July 21, 2021

AFRAM 405A: #BlackLivesMatter in Historical Context – A Calderwood Seminar

SLN: 10186

Wed. 10:30-1:20

5 Credits – DIV / I&S

Instructor: La TaSha Levy

This course explores the emergence of #BlackLivesMatter as a critical development in a long history of Black resistance to anti-Black racism and state violence. While the recent movement has organized campaigns against police murders, mass incarceration and other iterations of racial marginalization, #BlackLivesMatter also conjures specific intellectual and activist traditions in African American history. In this course, students will examine the origins of #BlackLivesMatter, as an ideological intervention, alongside the historical events, organizations and leaders who have given it inspiration. Course material will engage the political thought of Ida B. Wells, James Baldwin, Audre Lorde, Assata Shakur and Ella Baker—all of whom figure prominently in #BlackLivesMatter historical frames.
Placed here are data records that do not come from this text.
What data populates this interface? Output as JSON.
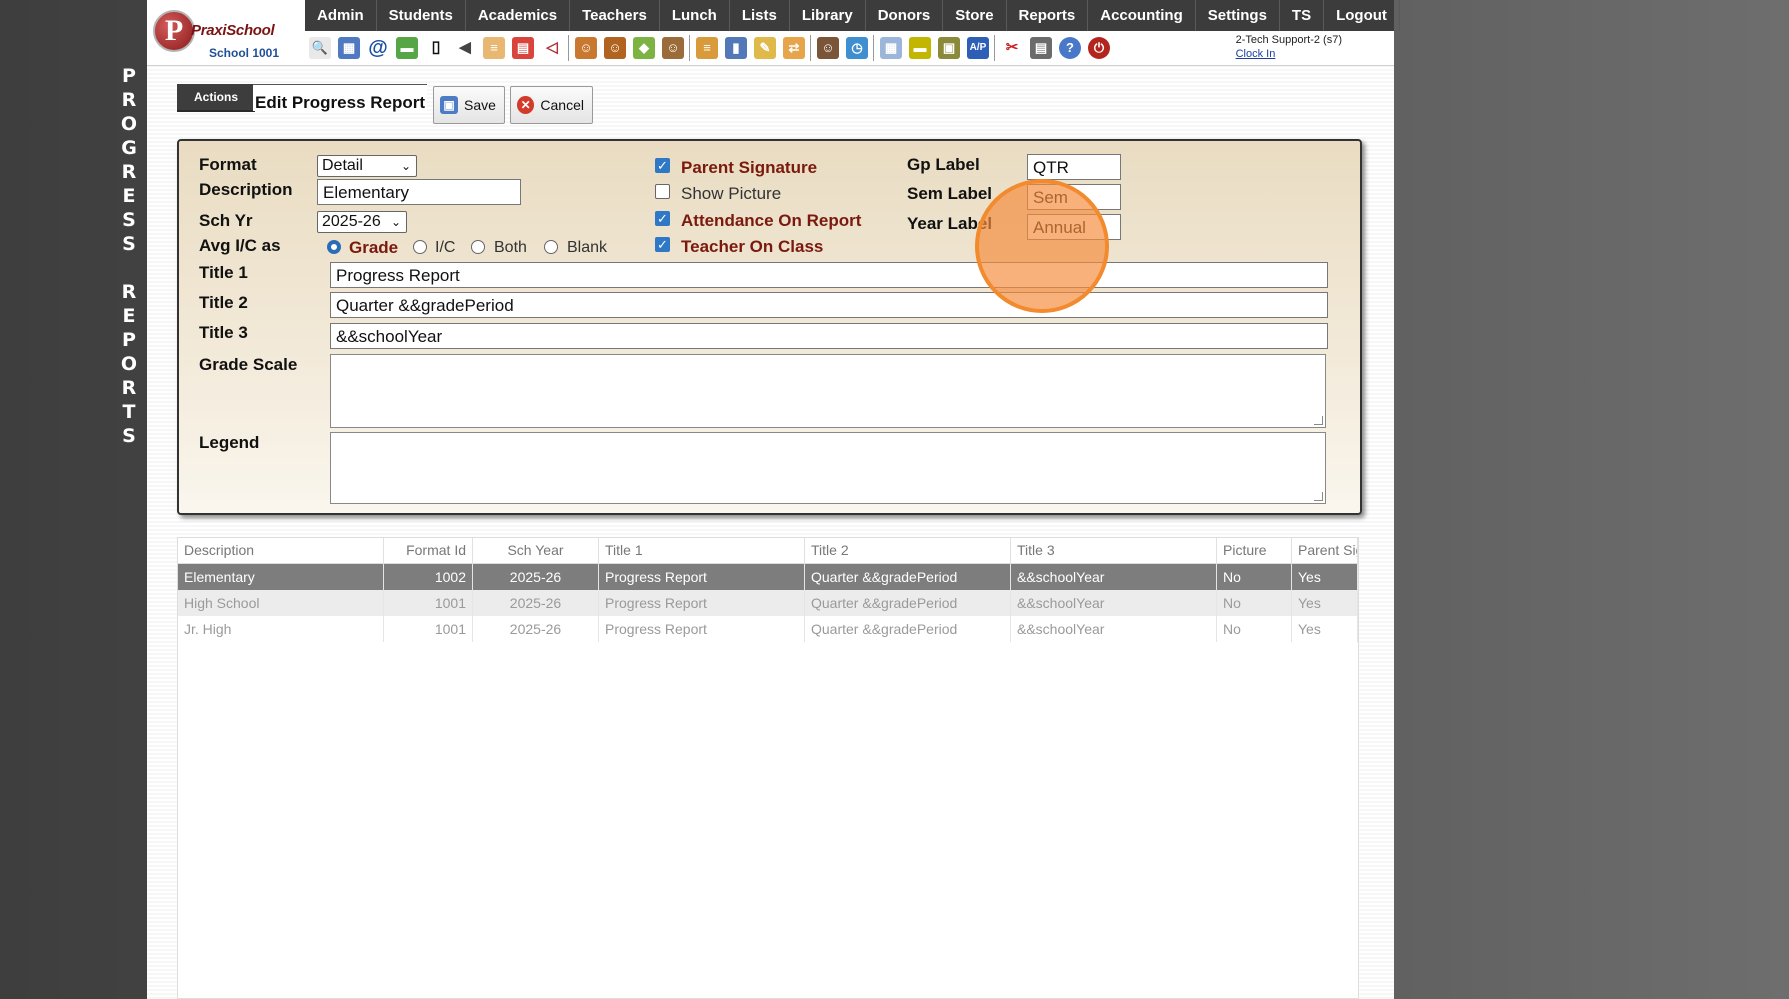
{
  "side_title": {
    "letters": [
      "P",
      "R",
      "O",
      "G",
      "R",
      "E",
      "S",
      "S",
      "",
      "R",
      "E",
      "P",
      "O",
      "R",
      "T",
      "S"
    ]
  },
  "logo": {
    "initial": "P",
    "brand": "PraxiSchool",
    "school": "School 1001"
  },
  "menu": [
    "Admin",
    "Students",
    "Academics",
    "Teachers",
    "Lunch",
    "Lists",
    "Library",
    "Donors",
    "Store",
    "Reports",
    "Accounting",
    "Settings",
    "TS",
    "Logout"
  ],
  "toolbar_icons": [
    "search-icon",
    "calendar-grid-icon",
    "email-at-icon",
    "chat-icon",
    "phone-icon",
    "sound-icon",
    "report-card-icon",
    "calendar-icon",
    "announce-icon",
    "student-icon",
    "teacher-icon",
    "tag-icon",
    "family-icon",
    "burger-icon",
    "book-icon",
    "pencil-icon",
    "transfer-icon",
    "staff-icon",
    "clock-icon",
    "sheet-icon",
    "card-icon",
    "register-icon",
    "ap-icon",
    "pdf-icon",
    "printer-icon",
    "help-icon",
    "power-icon"
  ],
  "user": {
    "name": "2-Tech Support-2 (s7)",
    "clock_in": "Clock In"
  },
  "actions_label": "Actions",
  "form_title": "Edit Progress Report",
  "buttons": {
    "save": "Save",
    "cancel": "Cancel"
  },
  "form": {
    "format_label": "Format",
    "format_value": "Detail",
    "description_label": "Description",
    "description_value": "Elementary",
    "schyr_label": "Sch Yr",
    "schyr_value": "2025-26",
    "avg_label": "Avg I/C as",
    "avg_options": [
      "Grade",
      "I/C",
      "Both",
      "Blank"
    ],
    "avg_selected": "Grade",
    "title1_label": "Title 1",
    "title1_value": "Progress Report",
    "title2_label": "Title 2",
    "title2_value": "Quarter &&gradePeriod",
    "title3_label": "Title 3",
    "title3_value": "&&schoolYear",
    "grade_scale_label": "Grade Scale",
    "grade_scale_value": "",
    "legend_label": "Legend",
    "legend_value": "",
    "checkboxes": [
      {
        "label": "Parent Signature",
        "checked": true
      },
      {
        "label": "Show Picture",
        "checked": false
      },
      {
        "label": "Attendance On Report",
        "checked": true
      },
      {
        "label": "Teacher On Class",
        "checked": true
      }
    ],
    "gp_label": "Gp Label",
    "gp_value": "QTR",
    "sem_label": "Sem Label",
    "sem_value": "Sem",
    "year_label": "Year Label",
    "year_value": "Annual"
  },
  "table": {
    "columns": [
      "Description",
      "Format Id",
      "Sch Year",
      "Title 1",
      "Title 2",
      "Title 3",
      "Picture",
      "Parent Sig"
    ],
    "rows": [
      [
        "Elementary",
        "1002",
        "2025-26",
        "Progress Report",
        "Quarter &&gradePeriod",
        "&&schoolYear",
        "No",
        "Yes"
      ],
      [
        "High School",
        "1001",
        "2025-26",
        "Progress Report",
        "Quarter &&gradePeriod",
        "&&schoolYear",
        "No",
        "Yes"
      ],
      [
        "Jr. High",
        "1001",
        "2025-26",
        "Progress Report",
        "Quarter &&gradePeriod",
        "&&schoolYear",
        "No",
        "Yes"
      ]
    ],
    "selected_row": 0
  }
}
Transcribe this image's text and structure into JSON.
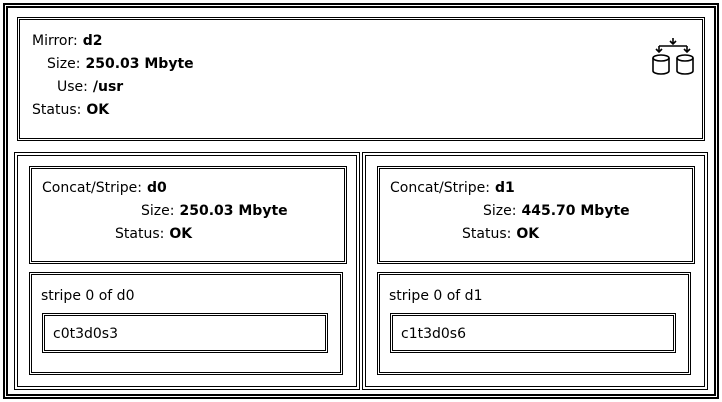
{
  "mirror": {
    "mirror_label": "Mirror:",
    "mirror_value": "d2",
    "size_label": "Size:",
    "size_value": "250.03 Mbyte",
    "use_label": "Use:",
    "use_value": "/usr",
    "status_label": "Status:",
    "status_value": "OK",
    "icon": "mirror-disks-icon"
  },
  "left": {
    "type_label": "Concat/Stripe:",
    "type_value": "d0",
    "size_label": "Size:",
    "size_value": "250.03 Mbyte",
    "status_label": "Status:",
    "status_value": "OK",
    "stripe_label": "stripe 0 of d0",
    "slice": "c0t3d0s3"
  },
  "right": {
    "type_label": "Concat/Stripe:",
    "type_value": "d1",
    "size_label": "Size:",
    "size_value": "445.70 Mbyte",
    "status_label": "Status:",
    "status_value": "OK",
    "stripe_label": "stripe 0 of d1",
    "slice": "c1t3d0s6"
  }
}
Students will also engage an ever-growing body of intellectual interventions (both academic and public scholarship) that interrogate the social, cultural, and economic contexts of racial violence in the United States and beyond.


As we study the #BlackLivesMatter movement in historical context, we will practice the art of public writing – the ability to translate complex arguments and professional jargon to a broad audience. College learning affords us the opportunity to acquire the skills, concepts, and theories to understand and explore the world we live in, but it is critical that we never lose our ability to communicate these powerful ideas to a wide audience, outside of the ivory tower. This seminar is a time for you to find your voice and learn to write with confidence, knowledge and clarity. Effective writing is a highly marketable skill for any career field you may choose.

Our studies demand that we commit the next 10 weeks to a remix of the maxim “knowledge for the sake of knowledge.” In this course we will cultivate a writing practice committed to knowledge for the sake of service – a core principle of the Black Studies tradition. How do we take what we learn in our college courses and communicate effectively with a popular audience? Black Studies (also known as African American Studies) was founded on the idea of “relevant education.” This course provides a unique opportunity to revisit that imperative by breaking down Black Studies scholarship for everyday people.